» **EXERCISE REQUIREMENTS**
Retype each record below word for word, pictures excluded.
*** ENTRIES SHOWN ***
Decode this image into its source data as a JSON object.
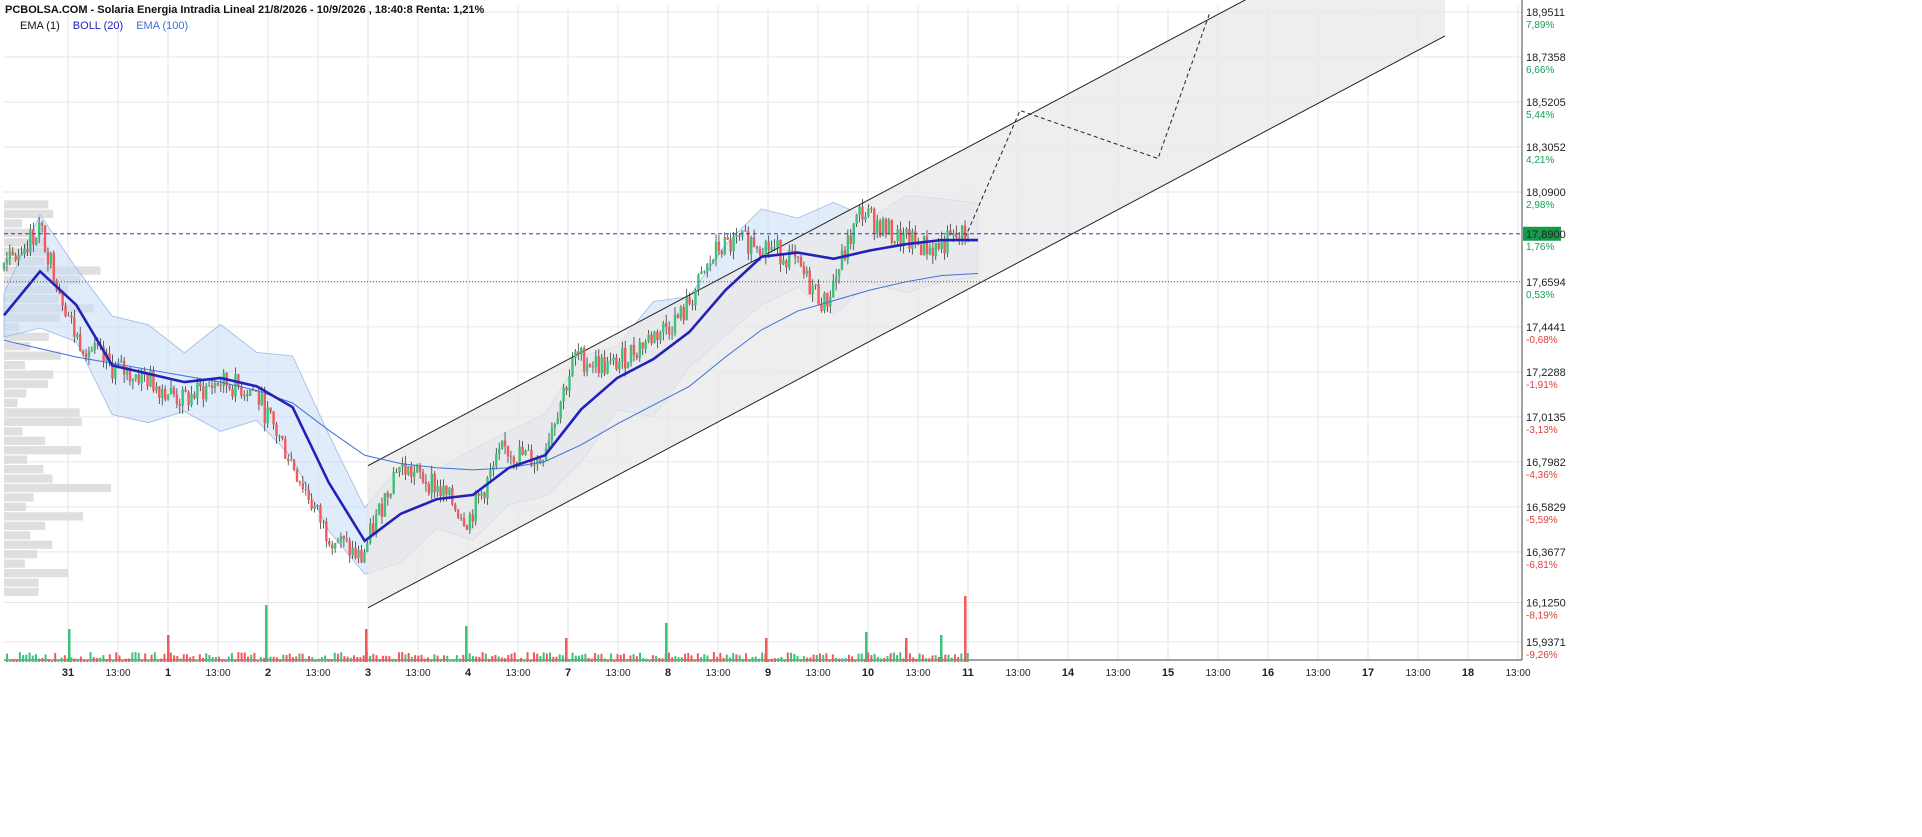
{
  "header": {
    "title": "PCBOLSA.COM - Solaria Energia Intradia Lineal 21/8/2026 - 10/9/2026 , 18:40:8 Renta: 1,21%"
  },
  "legend": [
    {
      "label": "EMA (1)",
      "color": "#111111"
    },
    {
      "label": "BOLL (20)",
      "color": "#2222bb"
    },
    {
      "label": "EMA (100)",
      "color": "#3f6fd8"
    }
  ],
  "price_axis": {
    "ticks": [
      "18,9511",
      "18,7358",
      "18,5205",
      "18,3052",
      "18,0900",
      "17,6594",
      "17,4441",
      "17,2288",
      "17,0135",
      "16,7982",
      "16,5829",
      "16,3677",
      "16,1250",
      "15,9371"
    ],
    "pcts": [
      "7,89%",
      "6,66%",
      "5,44%",
      "4,21%",
      "2,98%",
      "0,53%",
      "-0,68%",
      "-1,91%",
      "-3,13%",
      "-4,36%",
      "-5,59%",
      "-6,81%",
      "-8,19%",
      "-9,26%"
    ],
    "pct_colors": {
      "positive": "#14a05a",
      "negative": "#e03c3c"
    },
    "current_price": "17,8900",
    "current_pct": "1,76%",
    "current_color": "#159a4c"
  },
  "time_axis": {
    "labels": [
      "31",
      "13:00",
      "1",
      "13:00",
      "2",
      "13:00",
      "3",
      "13:00",
      "4",
      "13:00",
      "7",
      "13:00",
      "8",
      "13:00",
      "9",
      "13:00",
      "10",
      "13:00",
      "11",
      "13:00",
      "14",
      "13:00",
      "15",
      "13:00",
      "16",
      "13:00",
      "17",
      "13:00",
      "18",
      "13:00"
    ]
  },
  "chart_data": {
    "type": "line",
    "title": "PCBOLSA.COM - Solaria Energia Intradia Lineal 21/8/2026 - 10/9/2026 , 18:40:8 Renta: 1,21%",
    "series": [
      {
        "name": "EMA (1)",
        "values": [
          17.72,
          17.92,
          17.4,
          17.25,
          17.2,
          17.09,
          17.18,
          17.14,
          16.82,
          16.47,
          16.33,
          16.78,
          16.7,
          16.52,
          16.86,
          16.8,
          17.3,
          17.25,
          17.38,
          17.5,
          17.82,
          17.86,
          17.78,
          17.55,
          18.0,
          17.87,
          17.82,
          17.89
        ]
      },
      {
        "name": "BOLL (20)",
        "values": [
          17.5,
          17.71,
          17.55,
          17.26,
          17.22,
          17.18,
          17.2,
          17.16,
          17.06,
          16.7,
          16.42,
          16.55,
          16.62,
          16.64,
          16.77,
          16.83,
          17.05,
          17.2,
          17.29,
          17.42,
          17.62,
          17.78,
          17.8,
          17.77,
          17.81,
          17.84,
          17.86,
          17.86
        ]
      },
      {
        "name": "EMA (100)",
        "values": [
          17.38,
          17.34,
          17.3,
          17.27,
          17.24,
          17.21,
          17.18,
          17.14,
          17.08,
          16.95,
          16.83,
          16.79,
          16.77,
          16.76,
          16.77,
          16.8,
          16.88,
          16.98,
          17.07,
          17.16,
          17.3,
          17.43,
          17.52,
          17.57,
          17.62,
          17.66,
          17.69,
          17.7
        ]
      }
    ],
    "channel": {
      "lower_start": 16.1,
      "lower_end_mid": 17.65,
      "upper_start": 16.78,
      "upper_end_mid": 18.33
    },
    "projection_values": [
      17.87,
      18.48,
      18.25,
      18.95
    ],
    "current_price": 17.89,
    "previous_close": 17.66,
    "ylim": [
      15.85,
      18.98
    ],
    "xlabel": "",
    "ylabel": "",
    "volume": {
      "spikes": [
        0.55,
        0.45,
        0.95,
        0.55,
        0.6,
        0.4,
        0.65,
        0.4,
        0.5,
        0.4,
        0.45,
        1.1
      ]
    },
    "volume_profile_rows": 42
  },
  "colors": {
    "up": "#3ec27a",
    "down": "#f25a5a",
    "ema1": "#111111",
    "boll_mid": "#2222bb",
    "boll_band": "#c9dcf5",
    "ema100": "#3f6fd8",
    "channel_fill": "#e8e8e8",
    "grid": "#e6e6e6",
    "price_line": "#3333cc",
    "accent": "#159a4c"
  }
}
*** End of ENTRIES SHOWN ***
» **RESPONSE BELOW**
Decode this image into its source data as a JSON object.
{
  "header": {
    "title": "PCBOLSA.COM - Solaria Energia Intradia Lineal 21/8/2026 - 10/9/2026 , 18:40:8 Renta: 1,21%"
  },
  "legend": [
    {
      "label": "EMA (1)",
      "color": "#111111"
    },
    {
      "label": "BOLL (20)",
      "color": "#2222bb"
    },
    {
      "label": "EMA (100)",
      "color": "#3f6fd8"
    }
  ],
  "price_axis": {
    "ticks": [
      "18,9511",
      "18,7358",
      "18,5205",
      "18,3052",
      "18,0900",
      "17,6594",
      "17,4441",
      "17,2288",
      "17,0135",
      "16,7982",
      "16,5829",
      "16,3677",
      "16,1250",
      "15,9371"
    ],
    "pcts": [
      "7,89%",
      "6,66%",
      "5,44%",
      "4,21%",
      "2,98%",
      "0,53%",
      "-0,68%",
      "-1,91%",
      "-3,13%",
      "-4,36%",
      "-5,59%",
      "-6,81%",
      "-8,19%",
      "-9,26%"
    ],
    "pct_colors": {
      "positive": "#14a05a",
      "negative": "#e03c3c"
    },
    "current_price": "17,8900",
    "current_pct": "1,76%",
    "current_color": "#159a4c"
  },
  "time_axis": {
    "labels": [
      "31",
      "13:00",
      "1",
      "13:00",
      "2",
      "13:00",
      "3",
      "13:00",
      "4",
      "13:00",
      "7",
      "13:00",
      "8",
      "13:00",
      "9",
      "13:00",
      "10",
      "13:00",
      "11",
      "13:00",
      "14",
      "13:00",
      "15",
      "13:00",
      "16",
      "13:00",
      "17",
      "13:00",
      "18",
      "13:00"
    ]
  },
  "chart_data": {
    "type": "line",
    "title": "PCBOLSA.COM - Solaria Energia Intradia Lineal 21/8/2026 - 10/9/2026 , 18:40:8 Renta: 1,21%",
    "series": [
      {
        "name": "EMA (1)",
        "values": [
          17.72,
          17.92,
          17.4,
          17.25,
          17.2,
          17.09,
          17.18,
          17.14,
          16.82,
          16.47,
          16.33,
          16.78,
          16.7,
          16.52,
          16.86,
          16.8,
          17.3,
          17.25,
          17.38,
          17.5,
          17.82,
          17.86,
          17.78,
          17.55,
          18.0,
          17.87,
          17.82,
          17.89
        ]
      },
      {
        "name": "BOLL (20)",
        "values": [
          17.5,
          17.71,
          17.55,
          17.26,
          17.22,
          17.18,
          17.2,
          17.16,
          17.06,
          16.7,
          16.42,
          16.55,
          16.62,
          16.64,
          16.77,
          16.83,
          17.05,
          17.2,
          17.29,
          17.42,
          17.62,
          17.78,
          17.8,
          17.77,
          17.81,
          17.84,
          17.86,
          17.86
        ]
      },
      {
        "name": "EMA (100)",
        "values": [
          17.38,
          17.34,
          17.3,
          17.27,
          17.24,
          17.21,
          17.18,
          17.14,
          17.08,
          16.95,
          16.83,
          16.79,
          16.77,
          16.76,
          16.77,
          16.8,
          16.88,
          16.98,
          17.07,
          17.16,
          17.3,
          17.43,
          17.52,
          17.57,
          17.62,
          17.66,
          17.69,
          17.7
        ]
      }
    ],
    "channel": {
      "lower_start": 16.1,
      "lower_end_mid": 17.65,
      "upper_start": 16.78,
      "upper_end_mid": 18.33
    },
    "projection_values": [
      17.87,
      18.48,
      18.25,
      18.95
    ],
    "current_price": 17.89,
    "previous_close": 17.66,
    "ylim": [
      15.85,
      18.98
    ],
    "xlabel": "",
    "ylabel": "",
    "volume": {
      "spikes": [
        0.55,
        0.45,
        0.95,
        0.55,
        0.6,
        0.4,
        0.65,
        0.4,
        0.5,
        0.4,
        0.45,
        1.1
      ]
    },
    "volume_profile_rows": 42
  },
  "colors": {
    "up": "#3ec27a",
    "down": "#f25a5a",
    "ema1": "#111111",
    "boll_mid": "#2222bb",
    "boll_band": "#c9dcf5",
    "ema100": "#3f6fd8",
    "channel_fill": "#e8e8e8",
    "grid": "#e6e6e6",
    "price_line": "#3333cc",
    "accent": "#159a4c"
  }
}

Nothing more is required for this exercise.